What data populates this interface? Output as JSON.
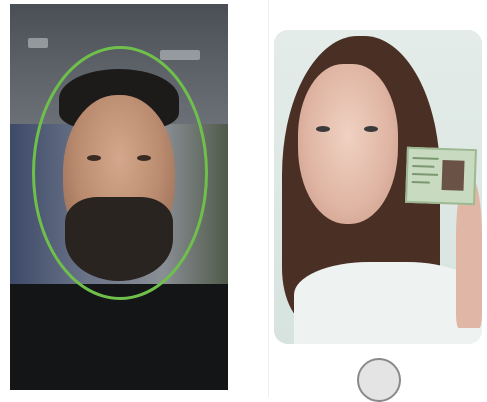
{
  "screens": {
    "left": {
      "kind": "selfie-capture",
      "guide_shape": "oval",
      "guide_color": "#6fc04a"
    },
    "right": {
      "kind": "selfie-with-document",
      "document_color": "#c8dbc0"
    }
  },
  "icons": {
    "home": "home-button-icon"
  }
}
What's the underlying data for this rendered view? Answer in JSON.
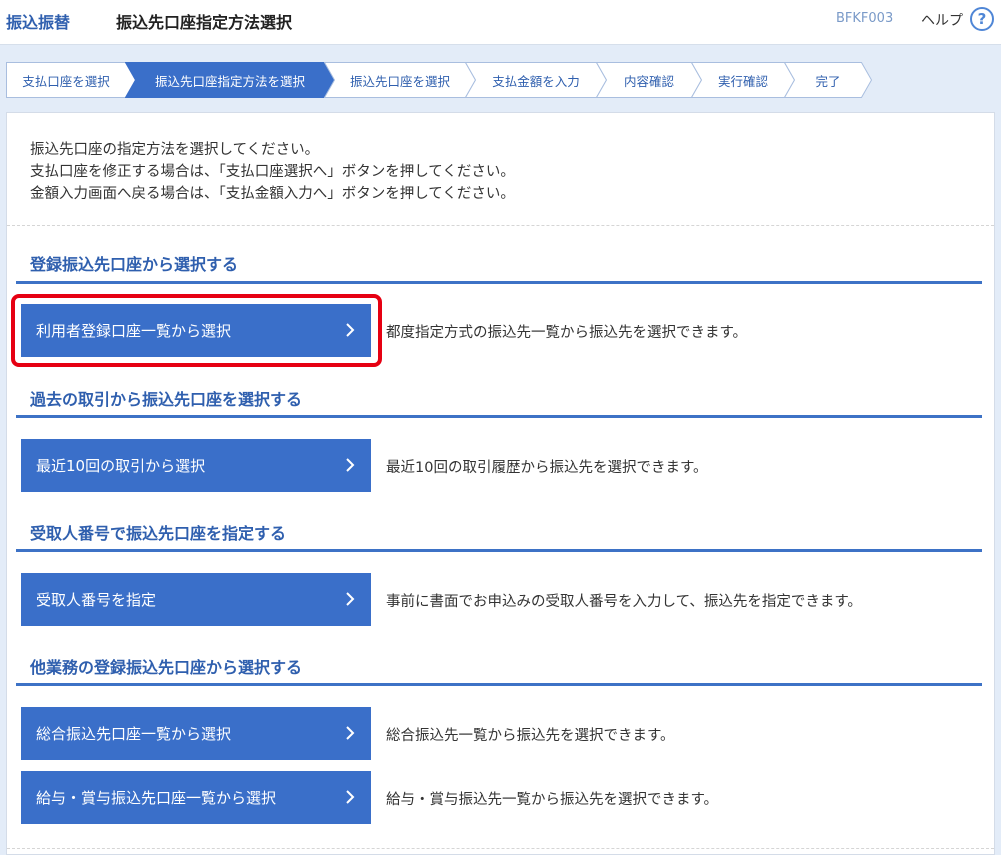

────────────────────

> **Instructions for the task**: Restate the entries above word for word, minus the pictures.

> **The completed task**:
What data populates this interface? Output as JSON.
{
  "screens": {
    "left": {
      "kind": "selfie-capture",
      "guide_shape": "oval",
      "guide_color": "#6fc04a"
    },
    "right": {
      "kind": "selfie-with-document",
      "document_color": "#c8dbc0"
    }
  },
  "icons": {
    "home": "home-button-icon"
  }
}
What's the underlying data for this rendered view? Answer in JSON.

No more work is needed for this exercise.